▶ **BRIEF**: The answer must be every entry, given again word for word.

▶ **EXCERPTED DATA**:

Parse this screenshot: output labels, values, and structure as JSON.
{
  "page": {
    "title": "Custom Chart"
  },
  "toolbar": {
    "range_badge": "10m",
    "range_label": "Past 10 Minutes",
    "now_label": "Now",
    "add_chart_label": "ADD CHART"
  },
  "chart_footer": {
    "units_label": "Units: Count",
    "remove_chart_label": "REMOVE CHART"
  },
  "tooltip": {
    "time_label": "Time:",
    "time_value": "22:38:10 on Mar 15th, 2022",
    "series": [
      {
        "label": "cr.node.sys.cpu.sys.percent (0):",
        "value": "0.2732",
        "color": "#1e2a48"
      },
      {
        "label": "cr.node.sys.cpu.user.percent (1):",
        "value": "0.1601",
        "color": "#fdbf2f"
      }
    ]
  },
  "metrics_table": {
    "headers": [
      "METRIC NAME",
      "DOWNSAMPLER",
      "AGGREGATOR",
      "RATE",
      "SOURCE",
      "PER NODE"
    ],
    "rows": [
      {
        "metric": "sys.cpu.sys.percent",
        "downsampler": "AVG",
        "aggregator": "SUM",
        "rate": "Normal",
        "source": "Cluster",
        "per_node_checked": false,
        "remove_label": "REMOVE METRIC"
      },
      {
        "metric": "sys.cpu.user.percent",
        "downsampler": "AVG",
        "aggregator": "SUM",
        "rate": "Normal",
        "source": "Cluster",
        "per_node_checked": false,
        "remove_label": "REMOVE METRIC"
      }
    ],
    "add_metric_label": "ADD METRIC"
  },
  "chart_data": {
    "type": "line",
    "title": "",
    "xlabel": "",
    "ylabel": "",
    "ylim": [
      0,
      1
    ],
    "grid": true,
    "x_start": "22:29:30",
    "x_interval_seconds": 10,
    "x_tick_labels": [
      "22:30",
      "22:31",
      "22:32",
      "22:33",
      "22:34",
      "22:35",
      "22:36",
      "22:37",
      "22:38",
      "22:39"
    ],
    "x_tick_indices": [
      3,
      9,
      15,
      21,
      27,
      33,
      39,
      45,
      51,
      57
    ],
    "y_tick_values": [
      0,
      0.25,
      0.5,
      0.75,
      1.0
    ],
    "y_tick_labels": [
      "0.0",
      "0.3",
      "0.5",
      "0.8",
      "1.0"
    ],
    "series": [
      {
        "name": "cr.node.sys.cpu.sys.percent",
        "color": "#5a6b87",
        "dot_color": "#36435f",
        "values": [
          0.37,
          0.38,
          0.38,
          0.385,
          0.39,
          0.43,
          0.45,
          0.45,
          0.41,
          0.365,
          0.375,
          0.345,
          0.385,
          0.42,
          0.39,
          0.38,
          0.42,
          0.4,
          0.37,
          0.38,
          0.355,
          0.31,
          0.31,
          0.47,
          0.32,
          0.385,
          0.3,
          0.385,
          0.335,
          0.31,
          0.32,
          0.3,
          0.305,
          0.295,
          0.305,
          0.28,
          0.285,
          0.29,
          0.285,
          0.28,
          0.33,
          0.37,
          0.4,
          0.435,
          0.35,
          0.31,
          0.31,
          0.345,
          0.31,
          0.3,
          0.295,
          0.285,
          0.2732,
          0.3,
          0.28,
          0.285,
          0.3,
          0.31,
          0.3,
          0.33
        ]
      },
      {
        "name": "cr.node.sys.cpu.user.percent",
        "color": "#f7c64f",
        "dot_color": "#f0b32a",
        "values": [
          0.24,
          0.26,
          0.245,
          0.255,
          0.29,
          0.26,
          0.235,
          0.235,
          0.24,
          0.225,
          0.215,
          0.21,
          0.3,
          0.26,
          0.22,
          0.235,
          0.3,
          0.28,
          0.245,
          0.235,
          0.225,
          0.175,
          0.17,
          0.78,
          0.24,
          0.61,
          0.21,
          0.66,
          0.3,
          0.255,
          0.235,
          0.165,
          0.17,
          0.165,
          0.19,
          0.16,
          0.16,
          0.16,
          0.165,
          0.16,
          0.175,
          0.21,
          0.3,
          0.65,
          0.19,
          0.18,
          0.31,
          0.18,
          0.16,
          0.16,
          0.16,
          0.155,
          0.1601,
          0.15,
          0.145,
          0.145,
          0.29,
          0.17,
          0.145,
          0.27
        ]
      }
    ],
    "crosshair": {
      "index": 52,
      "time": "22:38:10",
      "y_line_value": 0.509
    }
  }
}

▶ **WRITTEN SOLUTION**:
Parse this screenshot: output labels, values, and structure as JSON.
{
  "page": {
    "title": "Custom Chart"
  },
  "toolbar": {
    "range_badge": "10m",
    "range_label": "Past 10 Minutes",
    "now_label": "Now",
    "add_chart_label": "ADD CHART"
  },
  "chart_footer": {
    "units_label": "Units: Count",
    "remove_chart_label": "REMOVE CHART"
  },
  "tooltip": {
    "time_label": "Time:",
    "time_value": "22:38:10 on Mar 15th, 2022",
    "series": [
      {
        "label": "cr.node.sys.cpu.sys.percent (0):",
        "value": "0.2732",
        "color": "#1e2a48"
      },
      {
        "label": "cr.node.sys.cpu.user.percent (1):",
        "value": "0.1601",
        "color": "#fdbf2f"
      }
    ]
  },
  "metrics_table": {
    "headers": [
      "METRIC NAME",
      "DOWNSAMPLER",
      "AGGREGATOR",
      "RATE",
      "SOURCE",
      "PER NODE"
    ],
    "rows": [
      {
        "metric": "sys.cpu.sys.percent",
        "downsampler": "AVG",
        "aggregator": "SUM",
        "rate": "Normal",
        "source": "Cluster",
        "per_node_checked": false,
        "remove_label": "REMOVE METRIC"
      },
      {
        "metric": "sys.cpu.user.percent",
        "downsampler": "AVG",
        "aggregator": "SUM",
        "rate": "Normal",
        "source": "Cluster",
        "per_node_checked": false,
        "remove_label": "REMOVE METRIC"
      }
    ],
    "add_metric_label": "ADD METRIC"
  },
  "chart_data": {
    "type": "line",
    "title": "",
    "xlabel": "",
    "ylabel": "",
    "ylim": [
      0,
      1
    ],
    "grid": true,
    "x_start": "22:29:30",
    "x_interval_seconds": 10,
    "x_tick_labels": [
      "22:30",
      "22:31",
      "22:32",
      "22:33",
      "22:34",
      "22:35",
      "22:36",
      "22:37",
      "22:38",
      "22:39"
    ],
    "x_tick_indices": [
      3,
      9,
      15,
      21,
      27,
      33,
      39,
      45,
      51,
      57
    ],
    "y_tick_values": [
      0,
      0.25,
      0.5,
      0.75,
      1.0
    ],
    "y_tick_labels": [
      "0.0",
      "0.3",
      "0.5",
      "0.8",
      "1.0"
    ],
    "series": [
      {
        "name": "cr.node.sys.cpu.sys.percent",
        "color": "#5a6b87",
        "dot_color": "#36435f",
        "values": [
          0.37,
          0.38,
          0.38,
          0.385,
          0.39,
          0.43,
          0.45,
          0.45,
          0.41,
          0.365,
          0.375,
          0.345,
          0.385,
          0.42,
          0.39,
          0.38,
          0.42,
          0.4,
          0.37,
          0.38,
          0.355,
          0.31,
          0.31,
          0.47,
          0.32,
          0.385,
          0.3,
          0.385,
          0.335,
          0.31,
          0.32,
          0.3,
          0.305,
          0.295,
          0.305,
          0.28,
          0.285,
          0.29,
          0.285,
          0.28,
          0.33,
          0.37,
          0.4,
          0.435,
          0.35,
          0.31,
          0.31,
          0.345,
          0.31,
          0.3,
          0.295,
          0.285,
          0.2732,
          0.3,
          0.28,
          0.285,
          0.3,
          0.31,
          0.3,
          0.33
        ]
      },
      {
        "name": "cr.node.sys.cpu.user.percent",
        "color": "#f7c64f",
        "dot_color": "#f0b32a",
        "values": [
          0.24,
          0.26,
          0.245,
          0.255,
          0.29,
          0.26,
          0.235,
          0.235,
          0.24,
          0.225,
          0.215,
          0.21,
          0.3,
          0.26,
          0.22,
          0.235,
          0.3,
          0.28,
          0.245,
          0.235,
          0.225,
          0.175,
          0.17,
          0.78,
          0.24,
          0.61,
          0.21,
          0.66,
          0.3,
          0.255,
          0.235,
          0.165,
          0.17,
          0.165,
          0.19,
          0.16,
          0.16,
          0.16,
          0.165,
          0.16,
          0.175,
          0.21,
          0.3,
          0.65,
          0.19,
          0.18,
          0.31,
          0.18,
          0.16,
          0.16,
          0.16,
          0.155,
          0.1601,
          0.15,
          0.145,
          0.145,
          0.29,
          0.17,
          0.145,
          0.27
        ]
      }
    ],
    "crosshair": {
      "index": 52,
      "time": "22:38:10",
      "y_line_value": 0.509
    }
  }
}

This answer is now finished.